The Richmond-based Commonwealth Institute for Fiscal Analysis issued a report entitled, “The Long Road to Recovery,” today indicating that a recovery in the state’s job market to pre-recession levels will be a daunting task, to say the least.
In a conference call with journalists this morning, the institute’s executive director Michael Cassidy noted the report’s finding that a minimum of 12,000 new jobs will be to be created each month for the next two years to achieve pre-recession levels of employment in the state, and that nothing near that number has been achieved since the Great Depression.
Since 2007, the great recession has created a 200,000 “job gap” for Virginia, taking into account the combination of lost jobs and population growth, and there is no clear indicator of when or how that gap will be made up, according to the report. It noted that the most jobs ever created in one month in Virginia was 10,680 in 1996. The report also indicates that household incomes will suffer from persisting high unemployment levels, concluding that by 2014 Virginia workers in the middle of the income distribution will have actually lost ground, earning less in 2014 than they did in 2007.

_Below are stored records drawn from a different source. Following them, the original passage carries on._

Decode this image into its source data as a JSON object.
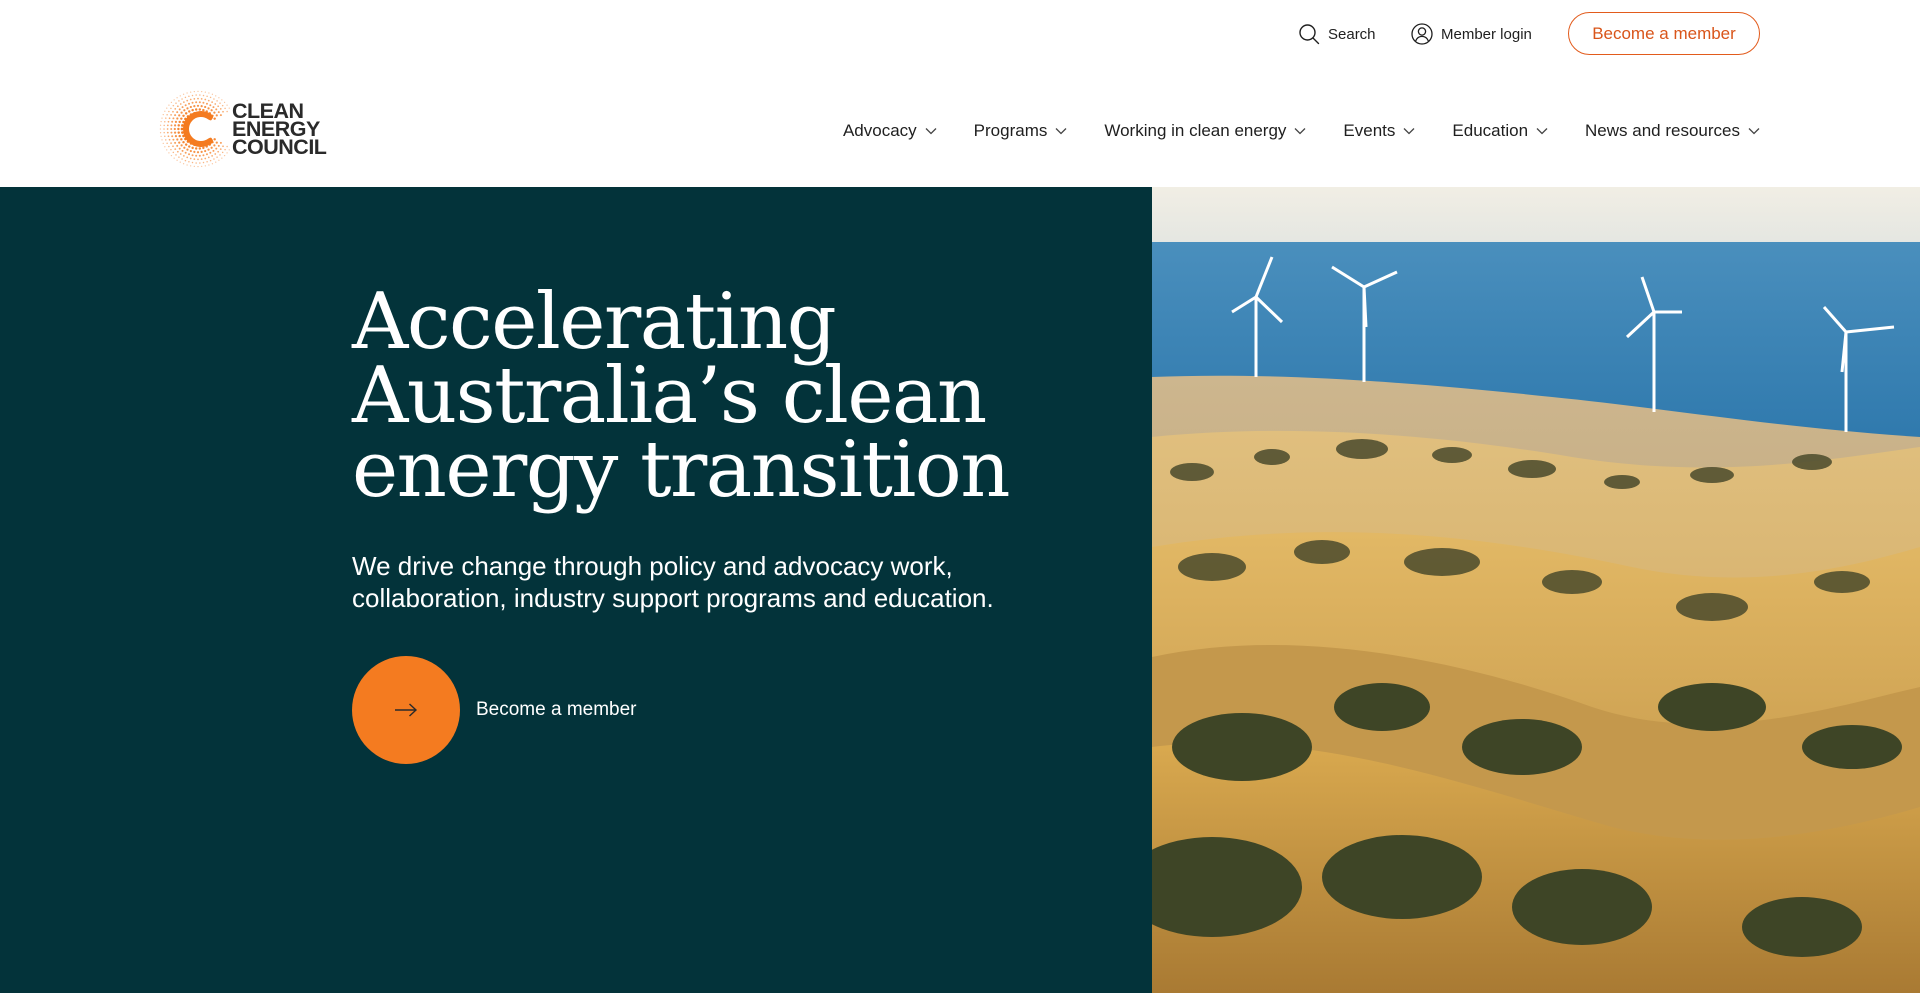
{
  "utility": {
    "search_label": "Search",
    "search_icon": "search-icon",
    "login_label": "Member login",
    "login_icon": "user-icon",
    "cta_label": "Become a member"
  },
  "logo": {
    "line1": "CLEAN",
    "line2": "ENERGY",
    "line3": "COUNCIL",
    "mark_color": "#f47b20"
  },
  "nav": {
    "items": [
      {
        "label": "Advocacy"
      },
      {
        "label": "Programs"
      },
      {
        "label": "Working in clean energy"
      },
      {
        "label": "Events"
      },
      {
        "label": "Education"
      },
      {
        "label": "News and resources"
      }
    ]
  },
  "hero": {
    "title_line1": "Accelerating",
    "title_line2": "Australia’s clean",
    "title_line3": "energy transition",
    "subtitle": "We drive change through policy and advocacy work, collaboration, industry support programs and education.",
    "cta_label": "Become a member",
    "cta_icon": "arrow-right-icon",
    "image_subject": "wind-farm-landscape"
  },
  "colors": {
    "accent": "#f47b20",
    "accent_border": "#e25b1c",
    "hero_bg": "#03333a",
    "text_dark": "#1f1f1f"
  }
}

“People’s income is the core building block for their standards of living and for the growth of our economy. This sobering finding shows that most people will see their income sliding for many years to come as they try to recover from the impacts of the recession,” Cassidy said. “The negative growth will act as a real drag on consumer spending and family economic security.”